“We’re just the piece that put the additional pieces together, but the funding -- that has to be done by council,” said Gary Lee, the director of the Redevelopment Agency.
Project moves forward
The Law Enforcement Center has been discussed for at least six years. The proposed location was moved three times before City Council decided last year to buy land along Watson Boulevard between North First and North Third streets.
The project gained traction since the RDA board changed hands in April, despite concerns it would stall. The new board has redesigned the building, approved a survey of the land’s current conditions, selected building materials and cut a check for the final parcel needed. City Council has closed Second Street, which will be paved over during construction.
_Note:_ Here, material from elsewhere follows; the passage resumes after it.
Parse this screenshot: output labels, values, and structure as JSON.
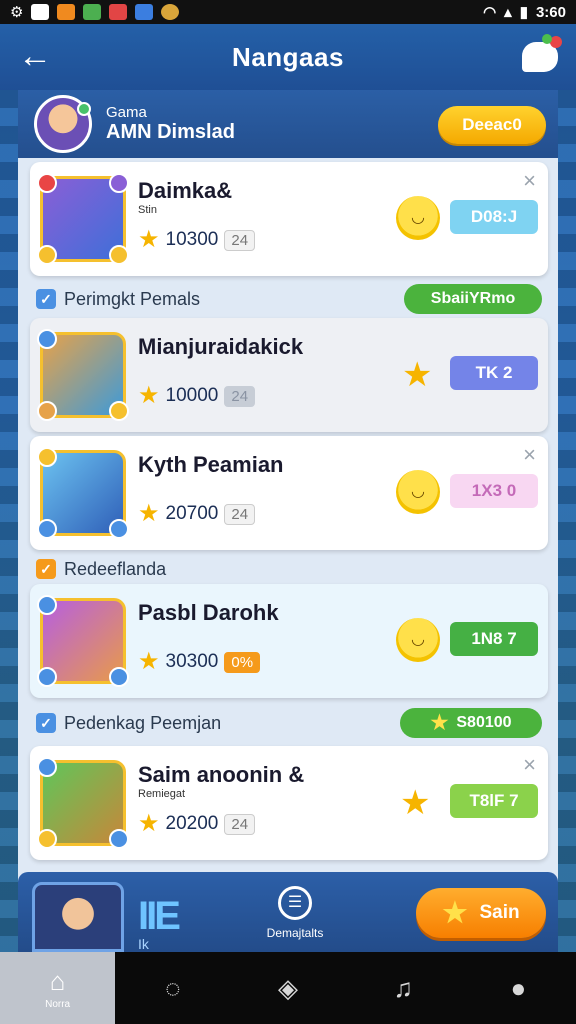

“They did a good job. They’re moving forward,” Councilman Paul Shealy said of the new board. “I can’t say that the old RDA board (made up of mayor and council) wouldn’t have moved forward in just as much time, but it just got to the point where the mayor and council were bumping heads about certain things.”
The new design features a square-shaped building with one curved notch in the corner where the front entrance will face the corner of Watson Boulevard and North First Street. The 40,500 square-foot building includes space for all divisions of the Warner Robins Police Department and other police operations.
Public parking would be accessed from North First Street, and police would access a secured parking lot from Marshall Avenue.
The entire project would utilize about half of the five acres purchased for it.
“There’s two and a half acres left for any infrastructure that the city may envision for development in the future,” said Jim Mehserle of JMA Architecture, the project’s architect.
Lee said no projects are currently planned for the remaining land.
“It sends a message,” Mayor Chuck Shaheen said of the project design in a phone interview. “It’s going to help economic development on Front Street on the base side of town.”
Front Street is an old nickname for North First Street, which is in an area many consider the gateway to the city.
Shaheen and four councilmen attended Monday’s Redevelopment Agency board meeting, but the entire City Council is expected to receive an official presentation at Thursday’s pre-council meeting.
“We’ve already gone to them individually before (Monday’s meeting), and they had 100 percent approval,” Lee said.
More funding needed
City Council is not required to approve the plans for the police headquarters. However, it is responsible for funding the project.
The RDA board set the project’s budget at a maximum of $6.98 million. It also ordered construction company International City Builders to begin bidding for materials and labor.
“One of the next hurdles that we have to get over is to find the funding for the project,” said Bill Douglass, the RDA board chairman.
There is about $3.9 million left in a $5 million fund earmarked from a 2006 special purpose local option sales tax. The current and previous boards spent $1.1 million on land acquisition and at least two drafted designs from JMA Architecture.
Shaheen said City Council has not reviewed funding options yet, though he would not be opposed to bonds.
“I’ll let the RDA present that to council, and then council will decide what they want to do,” Shaheen said.
Councilmen have known they eventually would have to locate more funds, Councilman Bob Wilbanks said. Shealy said City Council has “been taking it one step at a time with that project” and is now at the funding step.
“It’s going to be a challenge,” Shealy said. But “I don’t foresee any problem with moving forward with (the project.)”
Lee said the current funds will “take us to the end of the year,” but he did not know how far along the project will get before funds are depleted.
“We’ve got enough to start. It’ll take us to when we get the additional funding for it,” Lee said.
In addition to funding, the RDA must hash out details on finalizing the acquisition of two of the 12 parcels.
The city is awaiting an official court order to acquire the last piece of land, the last step in a legal battle to forcibly remove the property owner. A Houston County Superior Court-appointed representative recommended two weeks ago that the city pay $79,000 for the land, which currently houses an abandoned building. City Attorney Jim Elliott said the city has tendered a check.
The board also must relocate Thrifty Car Rental, which currently operates from a parcel acquired for the police headquarters. Per a city agreement during the land acquisition, the city has to relocate the business or buy out the current lease.
Lee said Elliott is working on the legal logistics on the relocation. The board selected a final location last month on the east side of North First Street. But it hasn’t been determined where the building would go temporarily.
Douglass said the board hopes actual construction will begin in late October, and Thrifty must be moved from the spot now planned for the entrance of the new “gateway into the city.”
“Our work is not over, but we know where we’re going,” he said.
To contact writer Christina M. Wright, call 256-9685.